Willow Hybrid

Willow hybrids (Salix spp.) are a very fast-growing deciduous tree. It can grow more than 6 feet each year. When planted in rows, they will reach heights of about 35 to 45 feet with a 5- to 6-foot width. Plant they about 5-feet apart. They will adapt to a variety of soil conditions and can be planted in full or partial sun. They are disease resistant and hardy in USDA Hardiness Zones 4 through 9.

Nellie R. Stevens Holly

Nellie R. Stevens Hollies (Ilex aquifolium x I. cornuta "Nellie R. Stevens") are very fast-growing evergreens---about 3 feet per year. They grow about 15- to 25-feet tall with a 5- to 10-foot width. Plant them about 5- to 6-feet apart if using them as a privacy fence. They can be planted in full or partial sun and adapt to a variety of soil conditions. They are drought tolerant and require very little care. They are hardy in USDA Hardiness Zones 6 through 9.

Eastern Red Cedar

The Eastern red cedar (Juniperus virginiana) is a smaller, dense, aromatic evergreen. It grows about 20- to 40-feet tall with a 10-to 20-foot width. When planting in rows, they should be spaced about 5- to 7-feet apart. This cedar grows rapidly, is drought resistant and heat tolerant. It will adapt to a variety of soils and can be planted in full sun to partial shade. It is hardy in USDA Hardiness Zones 3 through 9.

Keywords: trees for fences, trees for privacy, best tree fences

About this Author

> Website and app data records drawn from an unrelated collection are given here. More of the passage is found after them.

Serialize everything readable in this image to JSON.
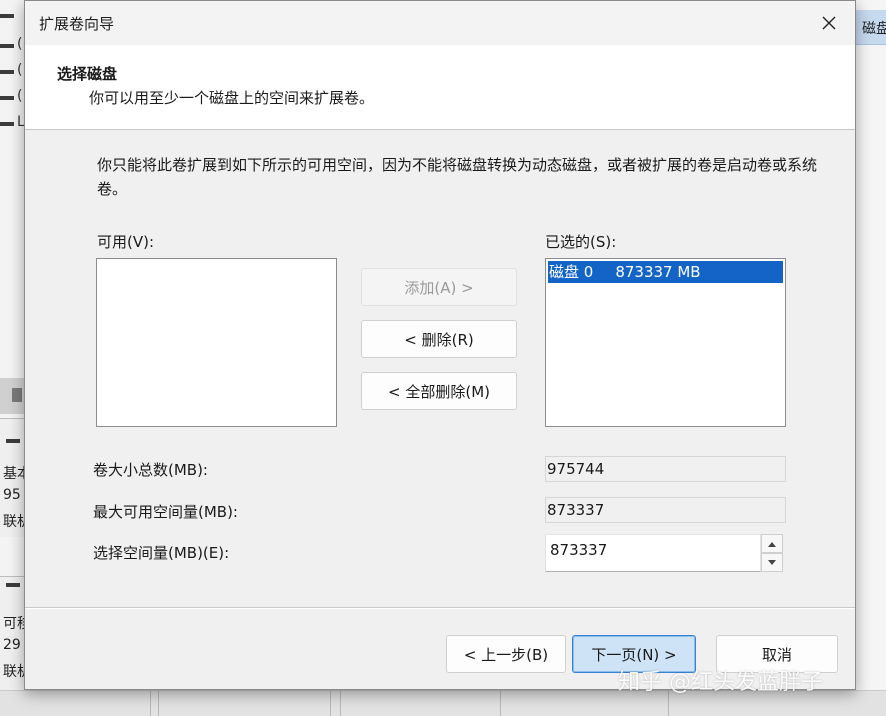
{
  "background": {
    "volume_rows": [
      "(",
      "(",
      "(",
      "L"
    ],
    "disk1": [
      "基本",
      "95",
      "联机"
    ],
    "disk2": [
      "可移",
      "29",
      "联机"
    ],
    "right_header": "磁盘"
  },
  "dialog": {
    "title": "扩展卷向导",
    "header_title": "选择磁盘",
    "header_subtitle": "你可以用至少一个磁盘上的空间来扩展卷。",
    "description": "你只能将此卷扩展到如下所示的可用空间，因为不能将磁盘转换为动态磁盘，或者被扩展的卷是启动卷或系统卷。",
    "available_label": "可用(V):",
    "selected_label": "已选的(S):",
    "selected_items": [
      {
        "disk": "磁盘 0",
        "size": "873337 MB"
      }
    ],
    "buttons": {
      "add": "添加(A) >",
      "remove": "< 删除(R)",
      "remove_all": "< 全部删除(M)",
      "back": "< 上一步(B)",
      "next": "下一页(N) >",
      "cancel": "取消"
    },
    "fields": {
      "total_label": "卷大小总数(MB):",
      "total_value": "975744",
      "max_label": "最大可用空间量(MB):",
      "max_value": "873337",
      "select_label": "选择空间量(MB)(E):",
      "select_value": "873337"
    }
  },
  "watermark": "知乎 @红头发蓝胖子",
  "colors": {
    "selection": "#1464c8",
    "primary_button_border": "#3a83d4",
    "primary_button_fill": "#cfe3f7"
  }
}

Darcy Logan has been a full-time writer since 2004. She received her Bachelor of Arts in English and Master of Arts in special education from Middle Tennessee State University. Before writing, she worked for several years as an English and special education teacher. Logan published first book, "The Secret of Success is Not a Secret," and several education workbooks under the name Darcy Andries.